Stored items from a collection
<<<<

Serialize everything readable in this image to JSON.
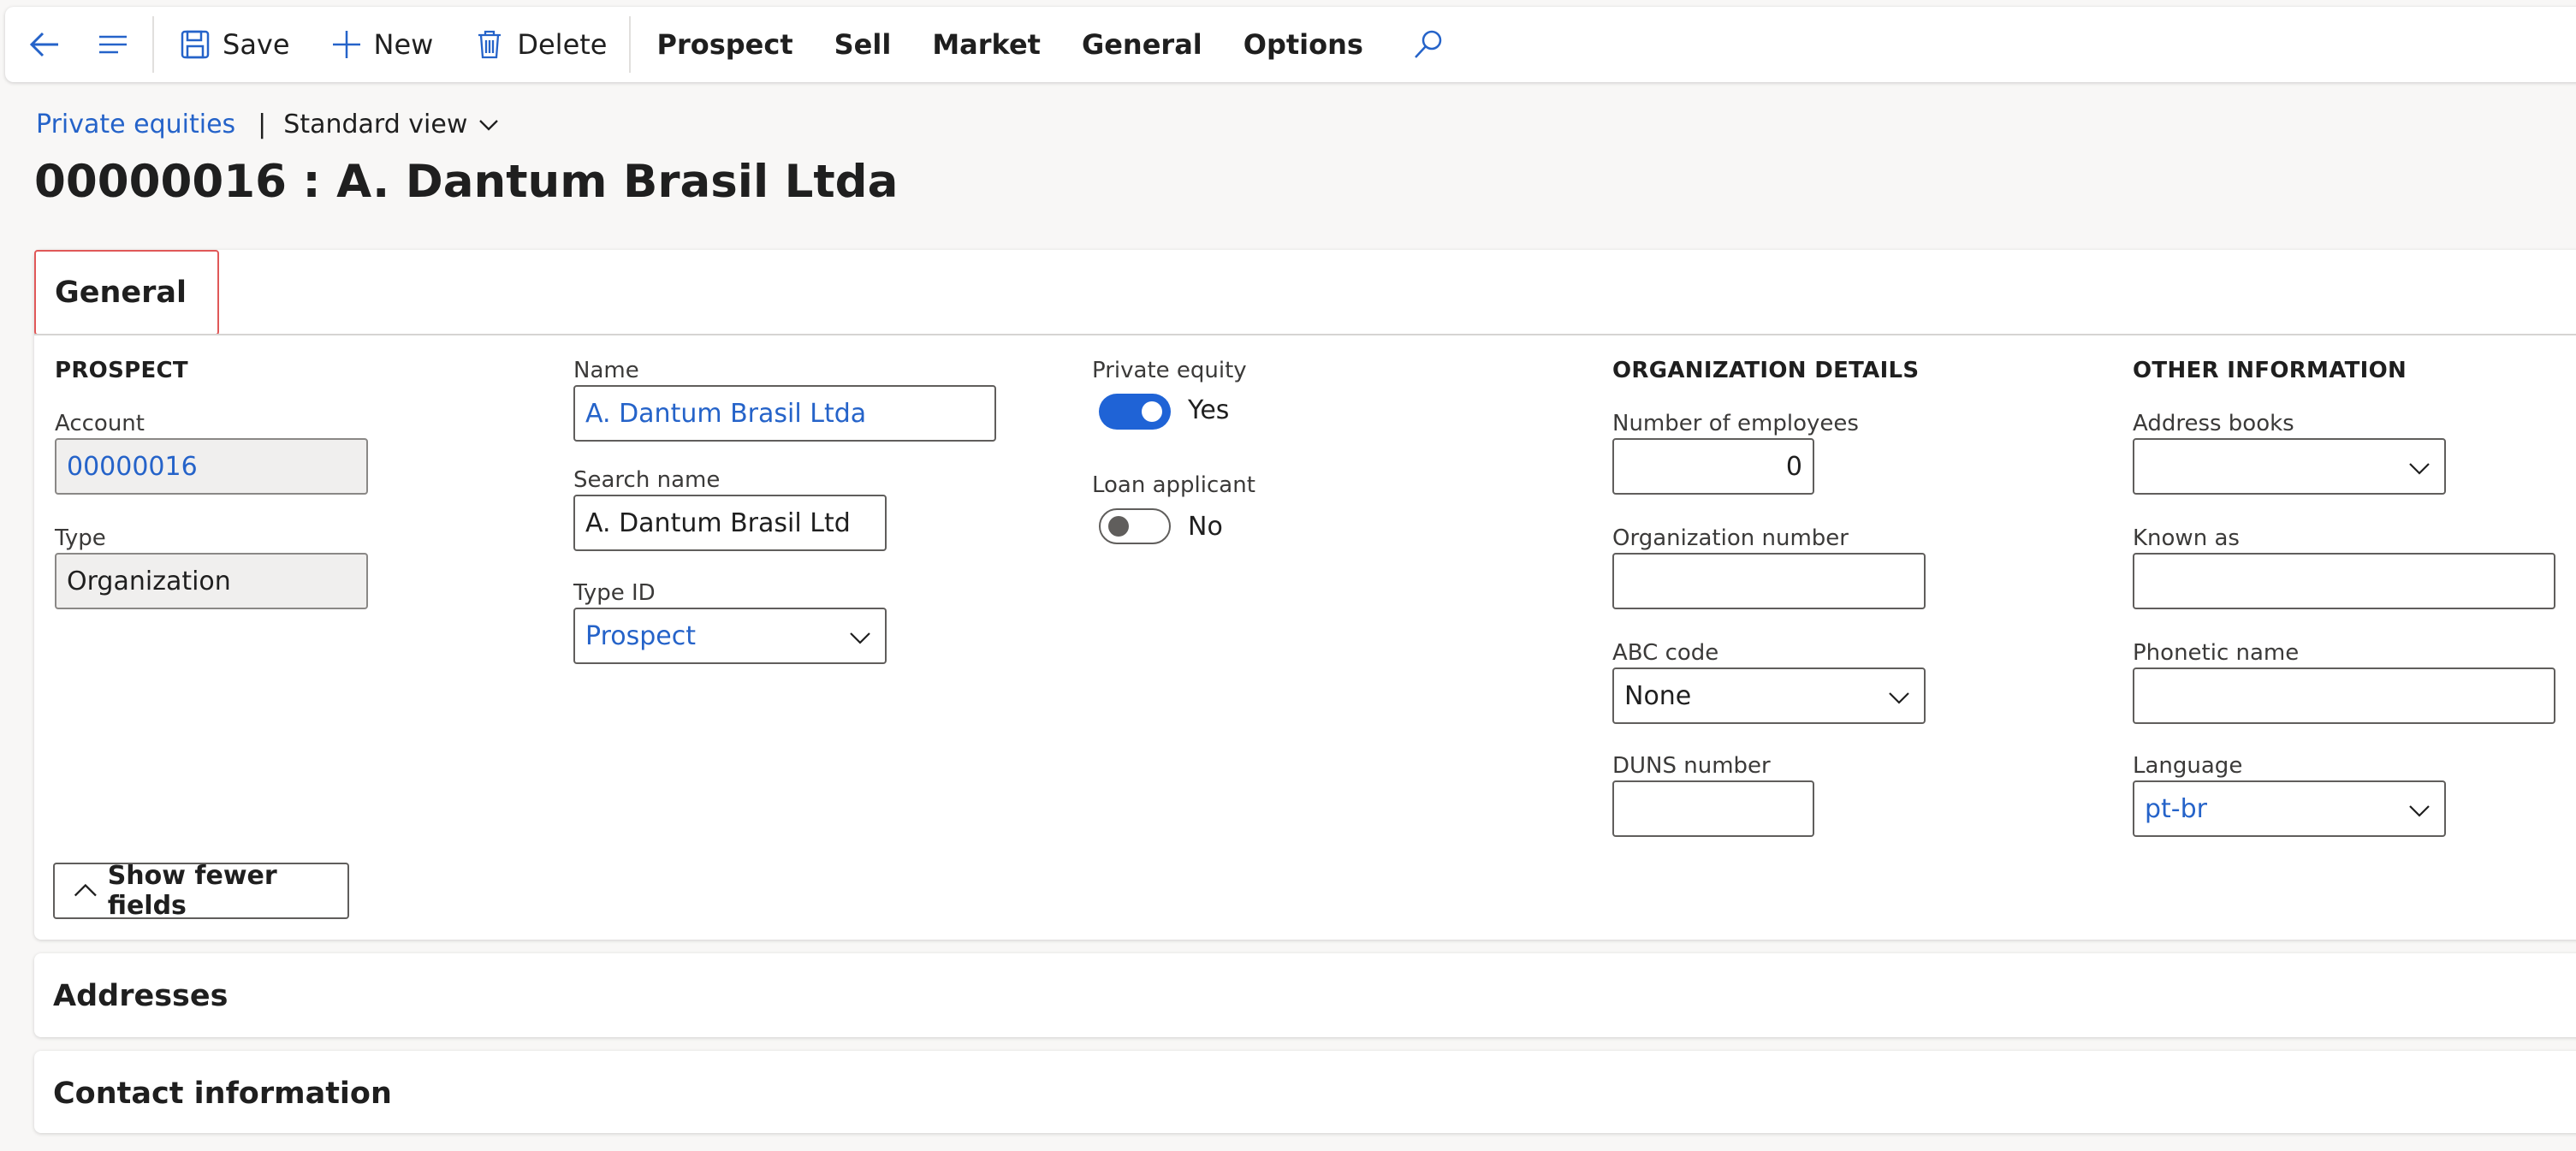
{
  "toolbar": {
    "save_label": "Save",
    "new_label": "New",
    "delete_label": "Delete",
    "menus": [
      "Prospect",
      "Sell",
      "Market",
      "General",
      "Options"
    ]
  },
  "breadcrumb": {
    "link": "Private equities",
    "separator": "|",
    "view": "Standard view"
  },
  "page_title": "00000016 : A. Dantum Brasil Ltda",
  "general": {
    "tab_label": "General",
    "prospect": {
      "heading": "PROSPECT",
      "account_label": "Account",
      "account_value": "00000016",
      "type_label": "Type",
      "type_value": "Organization"
    },
    "name_col": {
      "name_label": "Name",
      "name_value": "A. Dantum Brasil Ltda",
      "search_label": "Search name",
      "search_value": "A. Dantum Brasil Ltd",
      "typeid_label": "Type ID",
      "typeid_value": "Prospect"
    },
    "flags": {
      "private_equity_label": "Private equity",
      "private_equity_value": "Yes",
      "loan_label": "Loan applicant",
      "loan_value": "No"
    },
    "org": {
      "heading": "ORGANIZATION DETAILS",
      "employees_label": "Number of employees",
      "employees_value": "0",
      "orgnum_label": "Organization number",
      "orgnum_value": "",
      "abc_label": "ABC code",
      "abc_value": "None",
      "duns_label": "DUNS number",
      "duns_value": ""
    },
    "other": {
      "heading": "OTHER INFORMATION",
      "addressbooks_label": "Address books",
      "addressbooks_value": "",
      "knownas_label": "Known as",
      "knownas_value": "",
      "phonetic_label": "Phonetic name",
      "phonetic_value": "",
      "language_label": "Language",
      "language_value": "pt-br"
    },
    "fewer_fields_label": "Show fewer fields"
  },
  "sections": {
    "addresses": "Addresses",
    "contact": "Contact information"
  },
  "colors": {
    "accent": "#2563c9",
    "toggle_on": "#1f63d6",
    "tab_highlight": "#e05858"
  }
}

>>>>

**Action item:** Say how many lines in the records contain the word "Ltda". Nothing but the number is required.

**Reply to the exercise:** 2